In their words:
Animals are in shelters because there is an animal "overpopulation" problem (False);
Some animals are in shelters. (True)
Animals are in shelters because there is an "overpopulation" problem. (False, not supported by evidence)
One can logically say:
All animals in animal shelters were bred. (True)
The animals in animal shelters are there for a number of reasons. (True)
All animals in animal shelters were bred and are there for a number of reasons. (True)
This legislation if enacted will serve to partially codify and promote plank 10 of the animal rights agenda, which is: "We strongly discourage any further breeding of companion animals, including pedigreed or purebred dogs and cats. Spay and neuter clinics should be subsidized by state and municipal governments. Commerce in domestic and exotic animals for the pet trade should be abolished."
The animal rights agenda is an extremist agenda per the Report to Congress on Animal Rights Terrorism, August 1993" prepared by the Department of Justice with the assistance of the Animal and Plant Health Inspection Service for the USDA. You should exercise extreme caution when considering any legislation that would codify part of the agenda.
Proponents of this bill are not, to our knowledge, animal rights oriented. They are, however, unknowingly embracing a portion of the animal rights platform in promoting this legislation.
The proposed bills require animals impounded by shelters be spayed or neutered prior to adoption. This is a state-mandated program without funding. In Tennessee, many cities, towns, and counties have little or no animal control and the shelters they do have are frequently no more than a small enclosure with a dog house. The spay/neuter and burdensome reporting/paperwork requirements are costly, impractical, and unreasonable. Further, many private small shelters and rescue organizations operate on a shoestring budget. The proposed legislation if enacted, will chill if not eliminate the critical role they play in providing homes for needy animals, potentially exacerbating current problems.
Not all rescue organizations subscribe to the erroneous belief that "overpopulation" is the cause of the unwanted animal problem. Organizations that do subscribe to this belief are already spaying and neutering voluntarily.
When a shelter gets an animal, the animal becomes the property of that shelter. Animals are defined as property under Tennessee law. To require that those shelters spay/neuter their animals is an infringement of their right to choose how to handle the animals for which they have assumed responsibility. This is a violation of these shelters' Fourth and Fifth Amendment rights.
There are additional reasons not to support the proposed bills; however, unless you feel the need of such, we believe we have already proven our case adequately.

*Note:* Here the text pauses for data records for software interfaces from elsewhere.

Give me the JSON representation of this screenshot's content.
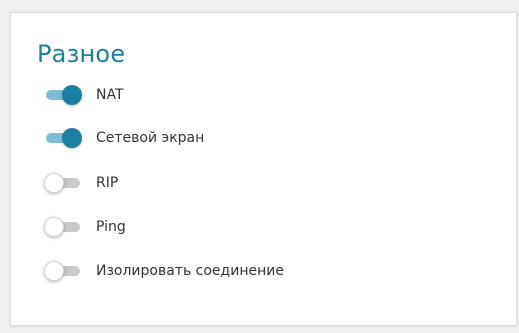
{
  "section": {
    "title": "Разное"
  },
  "toggles": [
    {
      "label": "NAT",
      "state": "on"
    },
    {
      "label": "Сетевой экран",
      "state": "on"
    },
    {
      "label": "RIP",
      "state": "off"
    },
    {
      "label": "Ping",
      "state": "off"
    },
    {
      "label": "Изолировать соединение",
      "state": "off"
    }
  ],
  "colors": {
    "accent": "#1b7fa3",
    "toggle_track_on": "#7fbcd3",
    "toggle_track_off": "#c9c9c9",
    "label_text": "#333333"
  }
}
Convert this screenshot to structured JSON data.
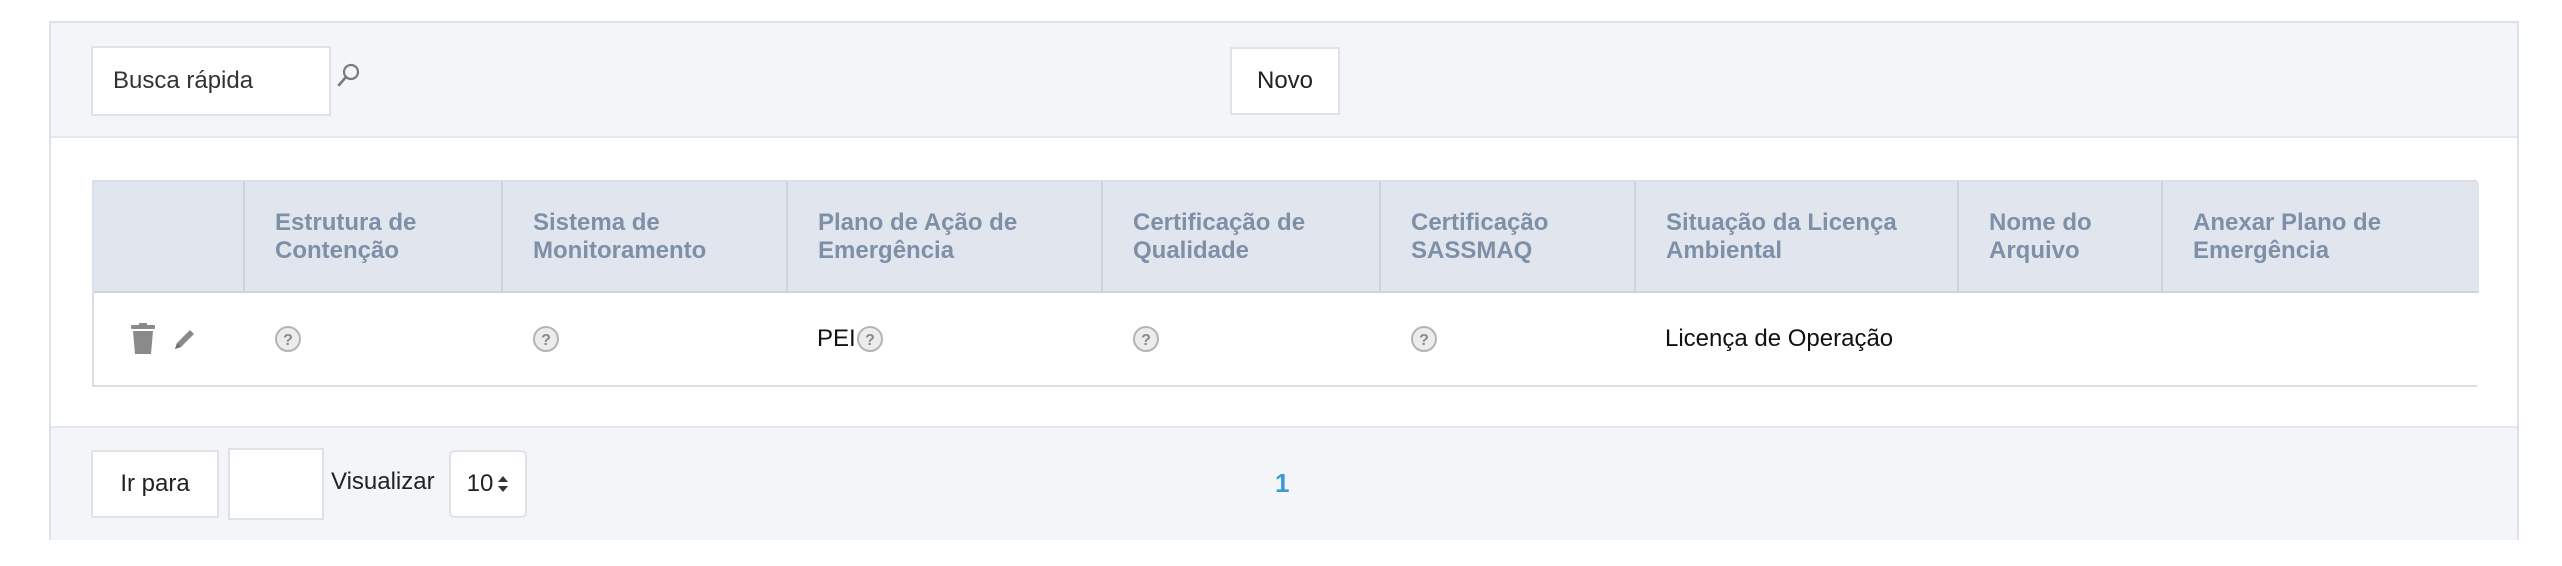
{
  "toolbar": {
    "search_placeholder": "Busca rápida",
    "new_button": "Novo"
  },
  "table": {
    "columns": [
      "",
      "Estrutura de Contenção",
      "Sistema de Monitoramento",
      "Plano de Ação de Emergência",
      "Certificação de Qualidade",
      "Certificação SASSMAQ",
      "Situação da Licença Ambiental",
      "Nome do Arquivo",
      "Anexar Plano de Emergência"
    ],
    "rows": [
      {
        "estrutura": "",
        "sistema": "",
        "plano": "PEI",
        "qualidade": "",
        "sassmaq": "",
        "licenca": "Licença de Operação",
        "arquivo": "",
        "anexar": ""
      }
    ]
  },
  "footer": {
    "goto_label": "Ir para",
    "goto_value": "",
    "view_label": "Visualizar",
    "page_size": "10",
    "current_page": "1"
  },
  "icons": {
    "search": "search-icon",
    "delete": "trash-icon",
    "edit": "pencil-icon",
    "help": "question-circle-icon",
    "sort": "sort-arrows-icon"
  },
  "colors": {
    "header_text": "#7e8fa8",
    "header_bg": "#e1e6ee",
    "page_link": "#3a9bd8",
    "panel_bg": "#f3f5f8"
  }
}
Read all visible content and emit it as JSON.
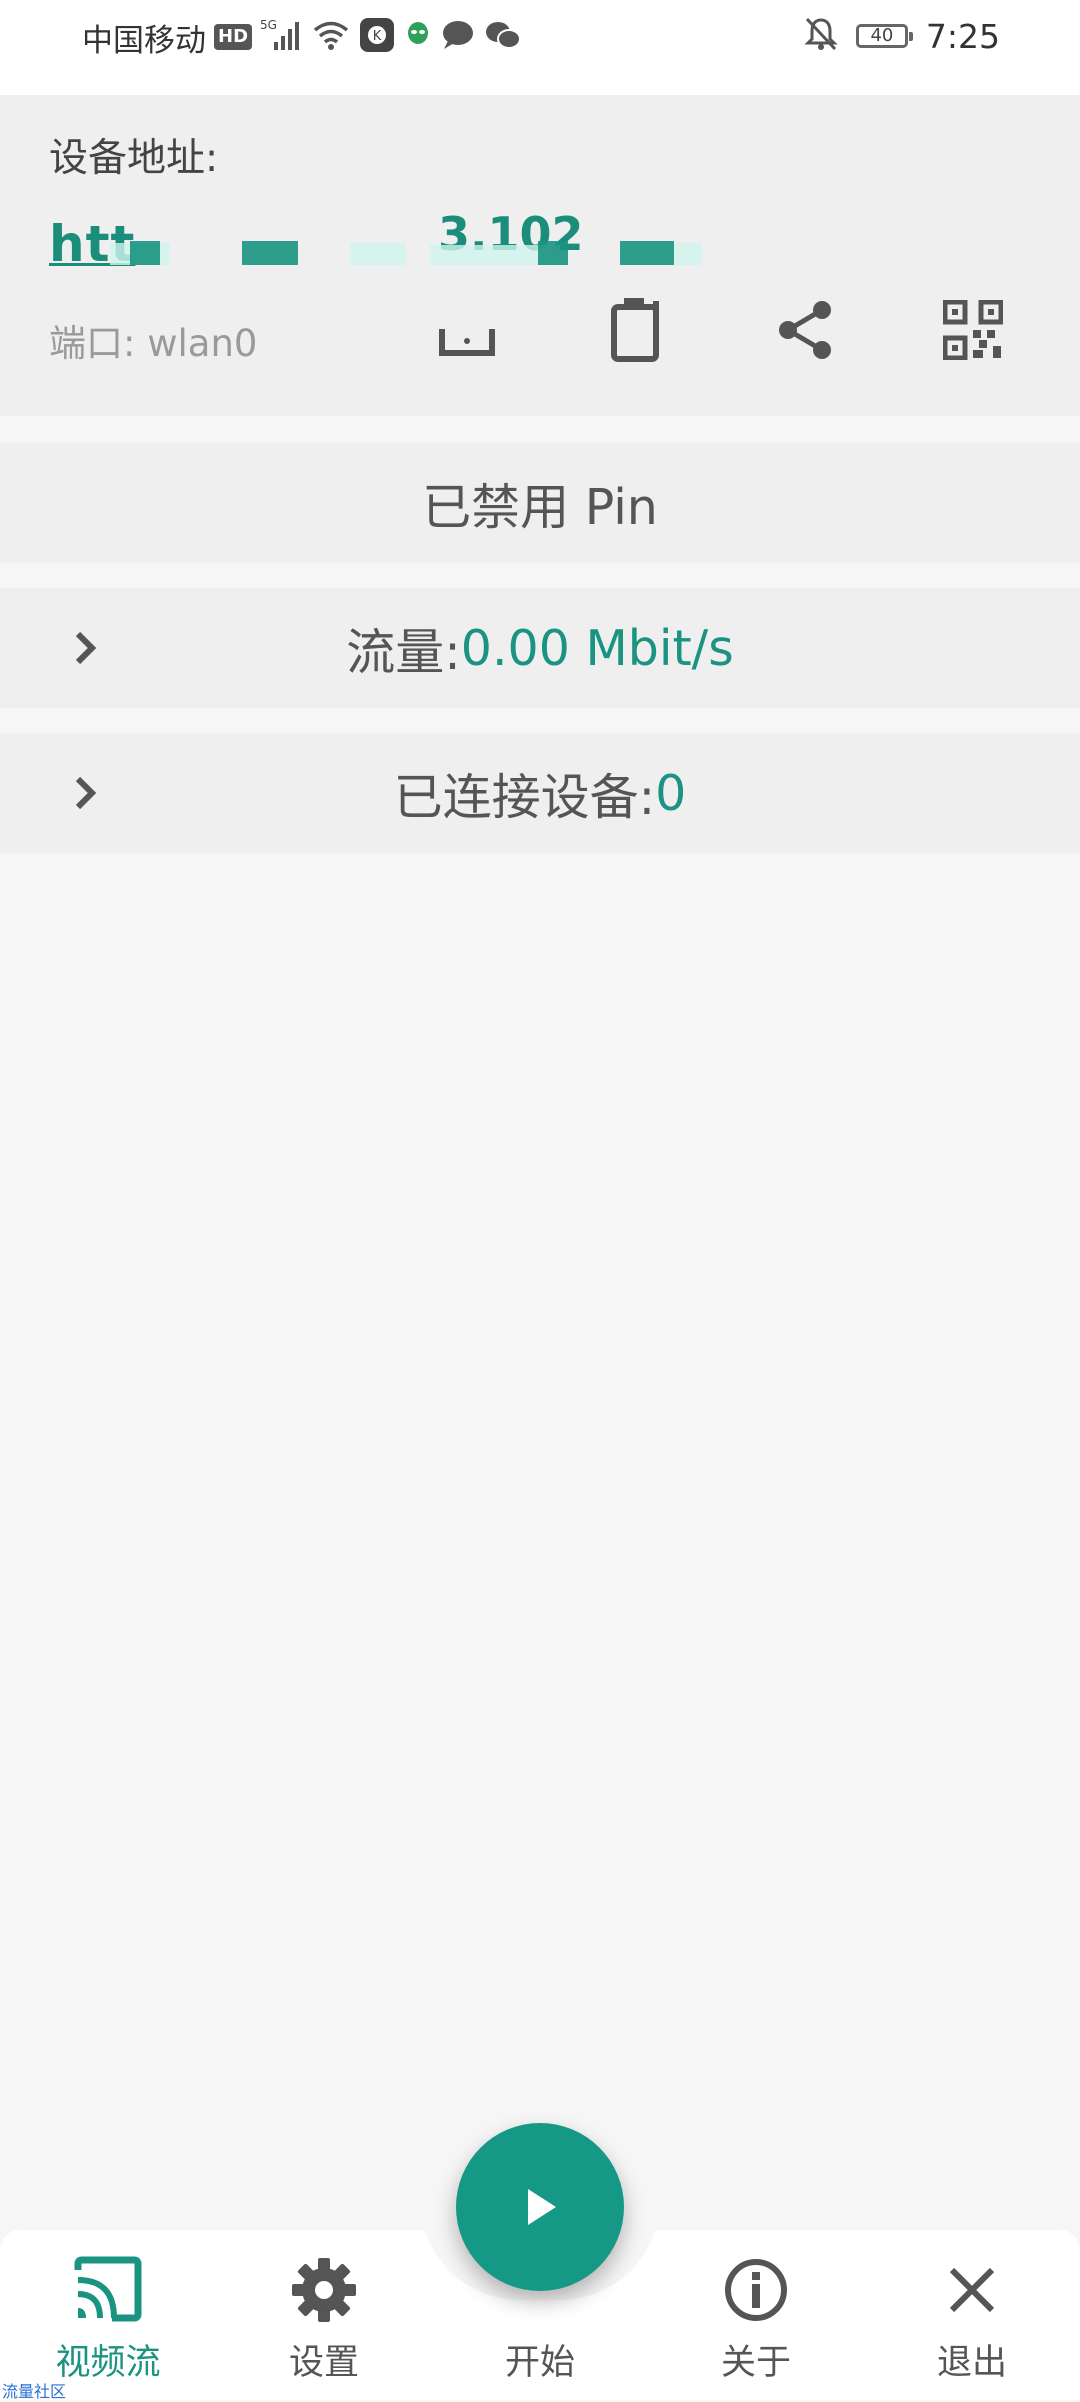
{
  "status_bar": {
    "carrier": "中国移动",
    "hd": "HD",
    "network": "5G",
    "battery": "40",
    "time": "7:25"
  },
  "address": {
    "label": "设备地址:",
    "url_visible_prefix": "htt",
    "url_visible_fragment": "3.102",
    "port_label": "端口: wlan0"
  },
  "pin_status": "已禁用 Pin",
  "traffic": {
    "label": "流量: ",
    "value": "0.00 Mbit/s"
  },
  "clients": {
    "label": "已连接设备: ",
    "value": "0"
  },
  "bottom_nav": {
    "items": [
      {
        "label": "视频流",
        "icon": "cast-icon"
      },
      {
        "label": "设置",
        "icon": "gear-icon"
      },
      {
        "label": "开始",
        "icon": "play-icon"
      },
      {
        "label": "关于",
        "icon": "info-icon"
      },
      {
        "label": "退出",
        "icon": "close-icon"
      }
    ]
  },
  "watermark": "流量社区",
  "colors": {
    "accent": "#1a9380",
    "fab": "#169886",
    "card_bg": "#efefef",
    "page_bg": "#f6f6f6"
  }
}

Therefore, to reiterate:
The alleged "overpopulation" of animals is unsubstantiated by the facts and peer-reviewed research.
The shelters proposing this legislation are part of the problem. They should address their complicity in the problem before forcing their position on others.

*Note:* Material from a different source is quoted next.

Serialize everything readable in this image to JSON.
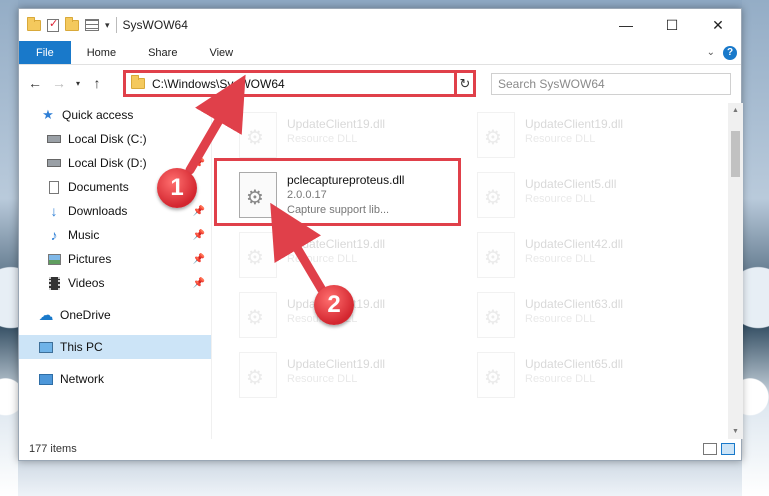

The logic used to justify the proposed legislation is flawed and erroneous.
The proposed legislation is based on an extremist animal rights agenda.
The proposed legislation creates an unfunded mandate on shelters and burdensome spay/neuter and reporting/paperwork requirements.

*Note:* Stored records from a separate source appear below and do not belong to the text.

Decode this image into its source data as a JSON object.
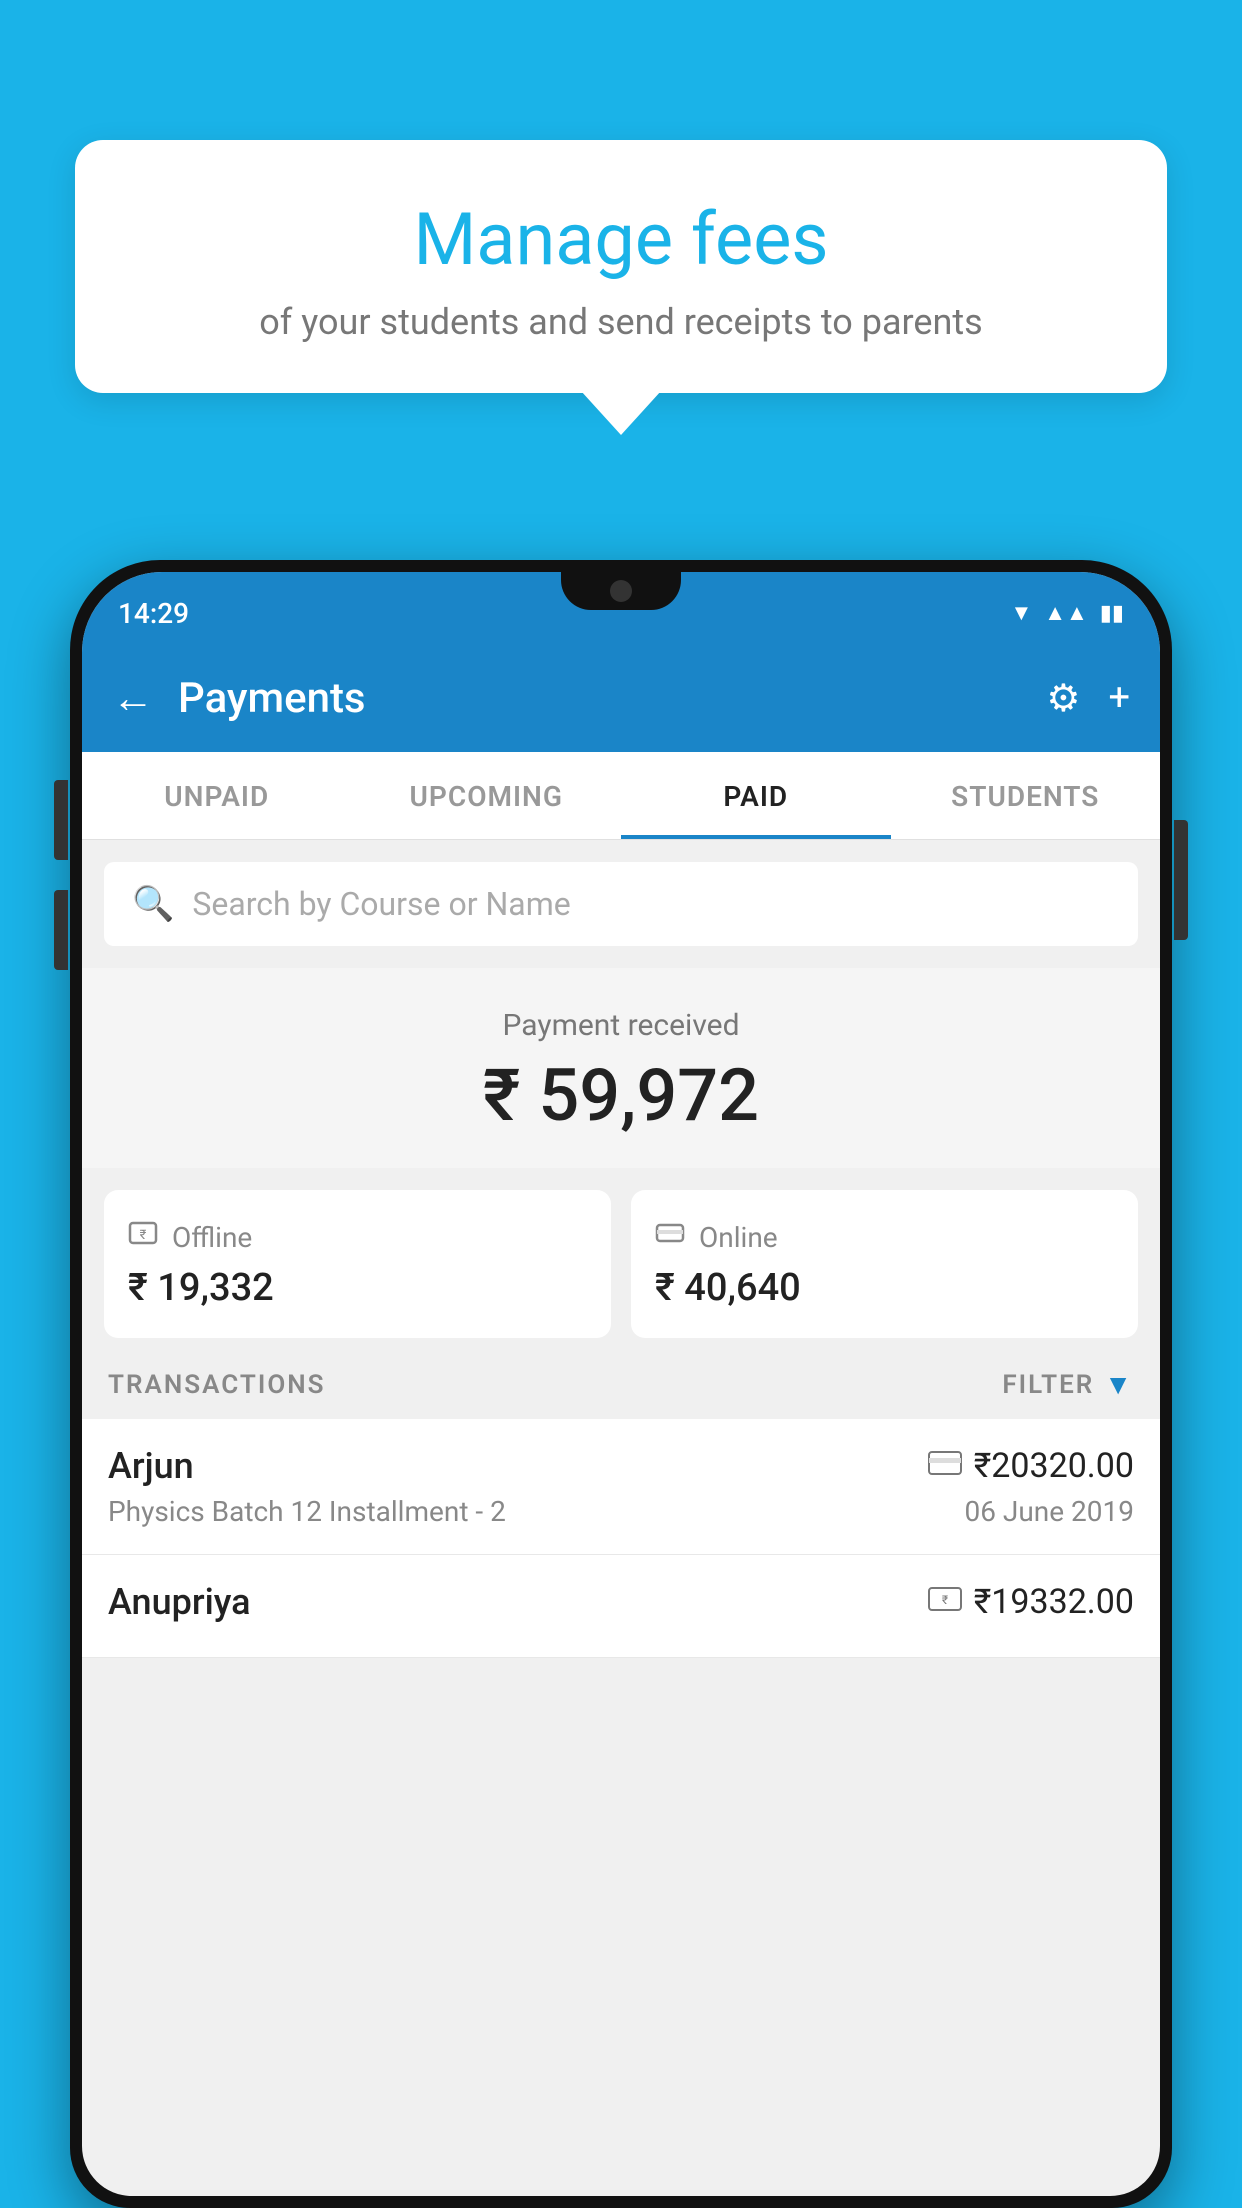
{
  "background_color": "#1ab3e8",
  "tooltip": {
    "title": "Manage fees",
    "subtitle": "of your students and send receipts to parents"
  },
  "status_bar": {
    "time": "14:29",
    "wifi_icon": "▼",
    "signal_icon": "▲",
    "battery_icon": "▮"
  },
  "app_bar": {
    "title": "Payments",
    "back_label": "←",
    "settings_label": "⚙",
    "add_label": "+"
  },
  "tabs": [
    {
      "label": "UNPAID",
      "active": false
    },
    {
      "label": "UPCOMING",
      "active": false
    },
    {
      "label": "PAID",
      "active": true
    },
    {
      "label": "STUDENTS",
      "active": false
    }
  ],
  "search": {
    "placeholder": "Search by Course or Name"
  },
  "payment_received": {
    "label": "Payment received",
    "amount": "₹ 59,972"
  },
  "payment_cards": [
    {
      "type": "Offline",
      "icon": "💳",
      "amount": "₹ 19,332"
    },
    {
      "type": "Online",
      "icon": "💳",
      "amount": "₹ 40,640"
    }
  ],
  "transactions_label": "TRANSACTIONS",
  "filter_label": "FILTER",
  "transactions": [
    {
      "name": "Arjun",
      "description": "Physics Batch 12 Installment - 2",
      "amount": "₹20320.00",
      "date": "06 June 2019",
      "payment_icon": "💳"
    },
    {
      "name": "Anupriya",
      "description": "",
      "amount": "₹19332.00",
      "date": "",
      "payment_icon": "💳"
    }
  ]
}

The proposed legislation would force every group involved in rescue to comply with the extremist, unsubstantiated position of still other groups.
The proposed legislation violates the Fourth and Fifth Amendment rights of the shelter that choose not to spay and neuter. Shelters that choose to do so are already doing so and do not need legislation to compel them to do so.
We respectfully request that you vote against SB2540 or HB3102 when it comes before you.
Donna Malone, president
Responsible Animal Owners of Tennessee Inc.
Memphis, TN 38127-6735
About The Author
All Authors Of This Article: | Donna Malone |